√ GET THE SPEED BEFORE YOU PLAY.
Even if you're playing a course a few days in a row, like we do on tour, the green speeds are rarely the same from day to day. I always stroke a few downhill putts on the practice green to get a sense of how delicate I need to be. It's all about getting a feel.
√ CHECK YOUR BALL POSITION.
You always want to reduce the amount of skid in your putts. It's really important when you're putting downhill, because it's hard to judge speed if your ball starts off with a hop or two. To help roll it better, I play the ball slightly forward of center in my stance. This helps me hit up on the ball a little.
√ FOCUS ON THE LINE.
The speed you hit the putt should be locked into your head. It's a feel thing. But the line is really important, especially on downhill putts, because for the most part you just have to get the ball rolling on that line, and gravity will do the rest. I pick a line a foot and a half in front of the ball, see the line in my mind, and then get the ball started like it's on a track.

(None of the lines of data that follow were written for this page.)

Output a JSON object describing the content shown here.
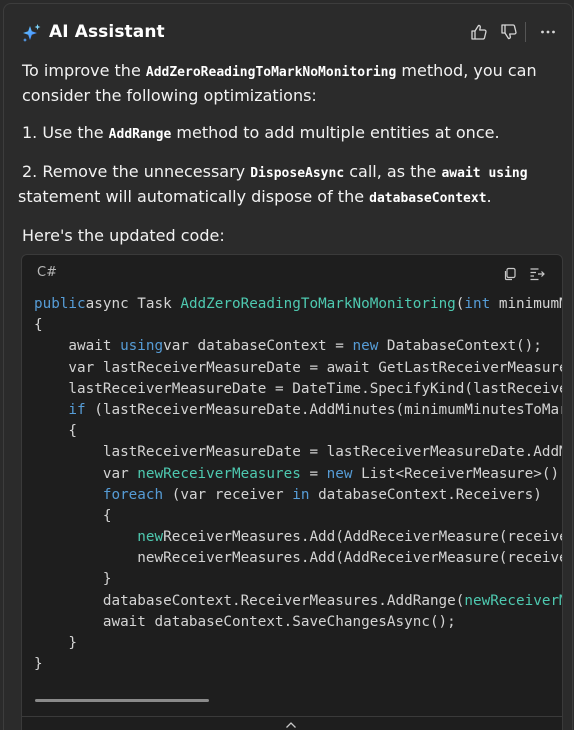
{
  "header": {
    "title": "AI Assistant",
    "icons": [
      "sparkle-icon",
      "thumbs-up-icon",
      "thumbs-down-icon",
      "more-icon"
    ]
  },
  "message": {
    "p1": {
      "before": "To improve the ",
      "code": "AddZeroReadingToMarkNoMonitoring",
      "after": " method, you can consider the following optimizations:"
    },
    "p2": {
      "before": "1. Use the ",
      "code": "AddRange",
      "after": " method to add multiple entities at once."
    },
    "p3": {
      "before": "2. Remove the unnecessary ",
      "code1": "DisposeAsync",
      "mid": " call, as the ",
      "code2": "await using",
      "mid2": " statement will automatically dispose of the ",
      "code3": "databaseContext",
      "after": "."
    },
    "p4": "Here's the updated code:"
  },
  "code_block": {
    "language": "C#",
    "icons": [
      "copy-icon",
      "insert-icon",
      "chevron-up-icon"
    ],
    "lines": [
      [
        [
          "kw",
          "public"
        ],
        [
          "",
          "async Task "
        ],
        [
          "fn",
          "AddZeroReadingToMarkNoMonitoring"
        ],
        [
          "",
          "("
        ],
        [
          "kw",
          "int"
        ],
        [
          "",
          " minimumMinutes"
        ]
      ],
      [
        [
          "",
          "{"
        ]
      ],
      [
        [
          "",
          "    await "
        ],
        [
          "kw",
          "using"
        ],
        [
          "",
          ""
        ],
        [
          "",
          "var databaseContext = "
        ],
        [
          "kw",
          "new"
        ],
        [
          "",
          " DatabaseContext();"
        ]
      ],
      [
        [
          "",
          "    var lastReceiverMeasureDate = await GetLastReceiverMeasureDate();"
        ]
      ],
      [
        [
          "",
          "    lastReceiverMeasureDate = DateTime.SpecifyKind(lastReceiverMeasureDate"
        ]
      ],
      [
        [
          "kw",
          "    if"
        ],
        [
          "",
          " (lastReceiverMeasureDate.AddMinutes(minimumMinutesToMark"
        ]
      ],
      [
        [
          "",
          "    {"
        ]
      ],
      [
        [
          "",
          "        lastReceiverMeasureDate = lastReceiverMeasureDate.AddMinutes"
        ]
      ],
      [
        [
          "",
          "        var "
        ],
        [
          "fn",
          "newReceiverMeasures"
        ],
        [
          "",
          " = "
        ],
        [
          "kw",
          "new"
        ],
        [
          "",
          " List<ReceiverMeasure>();"
        ]
      ],
      [
        [
          "kw",
          "        foreach"
        ],
        [
          "",
          " (var receiver "
        ],
        [
          "kw",
          "in"
        ],
        [
          "",
          " databaseContext.Receivers)"
        ]
      ],
      [
        [
          "",
          "        {"
        ]
      ],
      [
        [
          "",
          "            "
        ],
        [
          "fn",
          "new"
        ],
        [
          "",
          "ReceiverMeasures.Add(AddReceiverMeasure(receiver"
        ]
      ],
      [
        [
          "",
          "            newReceiverMeasures.Add(AddReceiverMeasure(receiver"
        ]
      ],
      [
        [
          "",
          "        }"
        ]
      ],
      [
        [
          "",
          "        databaseContext.ReceiverMeasures.AddRange("
        ],
        [
          "fn",
          "newReceiverMeasures"
        ],
        [
          "",
          ");"
        ]
      ],
      [
        [
          "",
          "        await databaseContext.SaveChangesAsync();"
        ]
      ],
      [
        [
          "",
          "    }"
        ]
      ],
      [
        [
          "",
          "}"
        ]
      ]
    ]
  },
  "colors": {
    "background": "#2b2b2b",
    "code_background": "#1e1e1e",
    "keyword": "#569cd6",
    "identifier": "#4ec9b0",
    "text": "#d4d4d4"
  }
}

√ ONE FOOT, MAX.
When you're judging speed on a downhill putt, you want the ball trickling as it gets to the hole. If you miss, you don't want it to go any farther than a foot past the cup. Missing is never good, but look on the bright side: You've got an uphill putt coming back.
JASON DAY of Australia, won the 2010 HP Byron Nelson Championship on the PGA Tour. He made 21 putts longer than 25 feet on tour last year.